One of the most exciting things about writing is getting to work with a talented illustrator. You get to see your ideas brought to life in ways that you didn’t know were possible! I was lucky enough to be teamed up with Richard Morden for our recent book Aliens, Ghosts and Vanishings. His drawings range from funny to creepy to downright scary – not just echoing the text, but also enhancing it.
Based in Melbourne, Richard works in a range of styles and is fascinated by Australian culture, history, prehistory and natural sciences, gothic horror and science fiction. He was happy to share his thoughts about this latest adventure.
1. Tell us a little about your research for this project.
I looked up all the people, places and animals to make sure they looked just right. I also added accurate details that weren’t necessarily in the text. The aim was not just to draw what was in the text, but to expand on it in a complementary way, helping to create an informative experience for the reader. Some of the animal drawings were based on photos I have taken in museums and a lot of the landscapes were based on photos from my own reference library. Interestingly, I met some of the witnesses of the Westall UFO sighting years ago at a talk promoting a documentary. I asked them what they experienced and their answers helped inform the Westall UFO illustration in this book: best reference ever.
2. What was the most surprising thing you learned while researching the book?
I loved the story of medieval African coins being found on the North coast of Australia. As well as being an exciting story of a chance discovery it hints at possible histories beyond the generally accepted accounts of Australia’s past. It left me wondering what wonderful historical surprises yet await us.
3. What was the most difficult part of this project?
Some of the more serious topics covered in the book continue to have an effect on people’s lives to this day. Stories such as the disappearance of Azaria Chamberlain required representation in a way that is informative and engaging yet respectful to those affected. Illustration concepts such as these need more consideration than others. On a less serious note, what does a bunyip look like? Nobody really knows. How then to illustrate a bunyip? I struggled with this question, changing my mind several times. In the text is a suggestion that extinct megafauna could have been a real life basis for the legends of bunyips. Following this train of thought, I sketched a Zygomaturus, an extinct giant marsupial swamp cow, and decided it looked weird enough to fit the bill. What do you think a bunyip should look like?

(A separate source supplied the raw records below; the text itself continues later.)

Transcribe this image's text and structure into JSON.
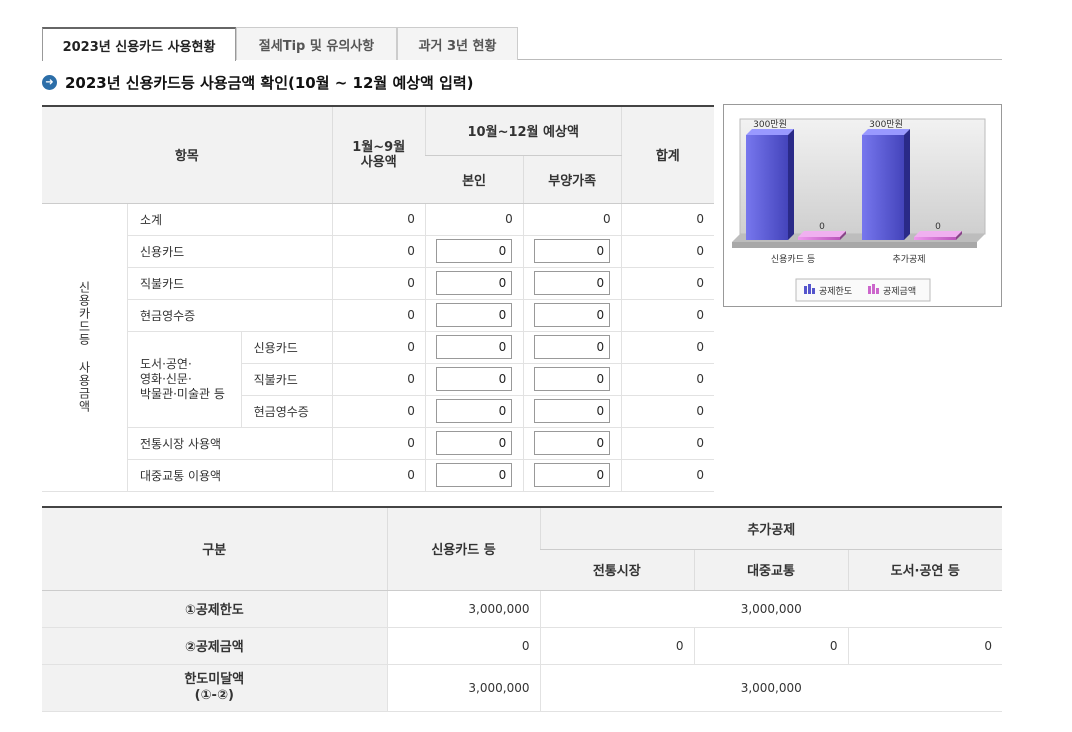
{
  "tabs": [
    {
      "label": "2023년 신용카드 사용현황",
      "active": true
    },
    {
      "label": "절세Tip 및 유의사항",
      "active": false
    },
    {
      "label": "과거 3년 현황",
      "active": false
    }
  ],
  "section_title": "2023년 신용카드등 사용금액 확인(10월 ~ 12월 예상액 입력)",
  "top_table": {
    "headers": {
      "item": "항목",
      "jan_sep": "1월~9월\n사용액",
      "oct_dec": "10월~12월 예상액",
      "self": "본인",
      "dependent": "부양가족",
      "total": "합계"
    },
    "group_label": "신용카드등 사용금액",
    "book_group_label": "도서·공연·\n영화·신문·\n박물관·미술관 등",
    "rows": [
      {
        "label": "소계",
        "jan_sep": "0",
        "self": "0",
        "dependent": "0",
        "total": "0"
      },
      {
        "label": "신용카드",
        "jan_sep": "0",
        "self": "0",
        "dependent": "0",
        "total": "0"
      },
      {
        "label": "직불카드",
        "jan_sep": "0",
        "self": "0",
        "dependent": "0",
        "total": "0"
      },
      {
        "label": "현금영수증",
        "jan_sep": "0",
        "self": "0",
        "dependent": "0",
        "total": "0"
      },
      {
        "label": "신용카드",
        "jan_sep": "0",
        "self": "0",
        "dependent": "0",
        "total": "0"
      },
      {
        "label": "직불카드",
        "jan_sep": "0",
        "self": "0",
        "dependent": "0",
        "total": "0"
      },
      {
        "label": "현금영수증",
        "jan_sep": "0",
        "self": "0",
        "dependent": "0",
        "total": "0"
      },
      {
        "label": "전통시장 사용액",
        "jan_sep": "0",
        "self": "0",
        "dependent": "0",
        "total": "0"
      },
      {
        "label": "대중교통 이용액",
        "jan_sep": "0",
        "self": "0",
        "dependent": "0",
        "total": "0"
      }
    ]
  },
  "chart_data": {
    "type": "bar",
    "categories": [
      "신용카드 등",
      "추가공제"
    ],
    "series": [
      {
        "name": "공제한도",
        "values": [
          3000000,
          3000000
        ],
        "labels": [
          "300만원",
          "300만원"
        ],
        "color": "#5555cc"
      },
      {
        "name": "공제금액",
        "values": [
          0,
          0
        ],
        "labels": [
          "0",
          "0"
        ],
        "color": "#cc66cc"
      }
    ],
    "ylim": [
      0,
      3000000
    ],
    "legend": "bottom"
  },
  "bottom_table": {
    "headers": {
      "category": "구분",
      "credit": "신용카드 등",
      "additional": "추가공제",
      "market": "전통시장",
      "transit": "대중교통",
      "books": "도서·공연 등"
    },
    "rows": [
      {
        "label": "①공제한도",
        "credit": "3,000,000",
        "additional_merged": "3,000,000"
      },
      {
        "label": "②공제금액",
        "credit": "0",
        "market": "0",
        "transit": "0",
        "books": "0"
      },
      {
        "label": "한도미달액\n(①-②)",
        "credit": "3,000,000",
        "additional_merged": "3,000,000"
      }
    ]
  }
}
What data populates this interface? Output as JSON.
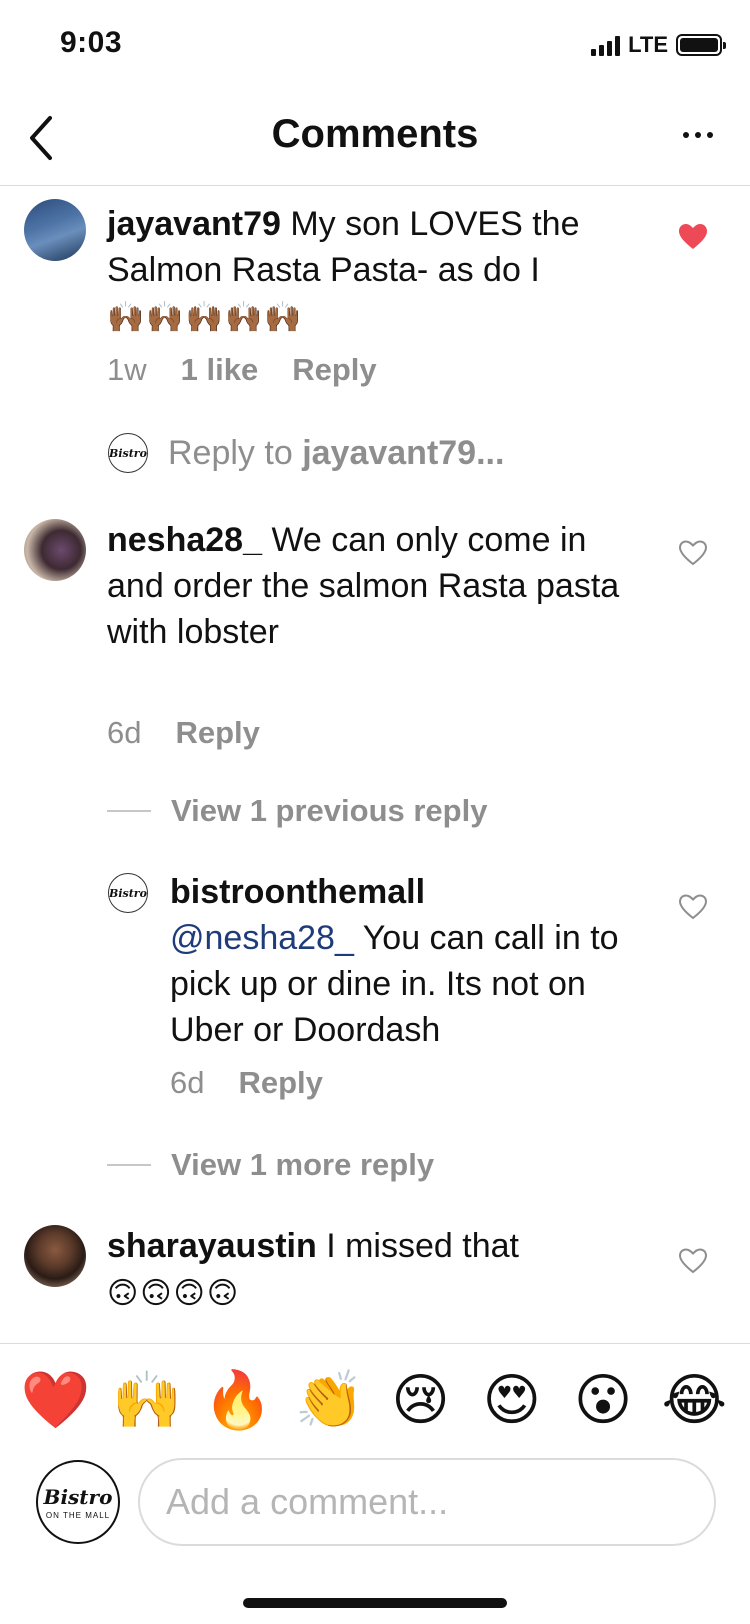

4. What was the most fun or rewarding part?
Illustrating all the mysterious locations, situations and characters was a lot of fun, but by far the most rewarding aspect was all the learning involved. I was already familiar with some of the stories but many were new to me, and when researching the illustrations I learned even more. Behind the incredible stories is a backdrop of intriguing Australian personalities, culture and history; exactly the kind of subjects I enjoy learning about.
5. What’s the strangest or most mysterious experience you’ve ever had?
What do you think explains it? In 1996 on a cool but sunny spring morning I saw three large black cylinders quietly floating over the western suburbs of Melbourne. I couldn’t identify them so for me at least they were UFOs. Years later I searched on the internet for what I had seen, and found many pictures of floating black cylinders identical to what I remembered. They were real. I am pleased to say they were not aliens, they were solar balloons! Someone had been playing a prank. Look them up, they are strange looking things.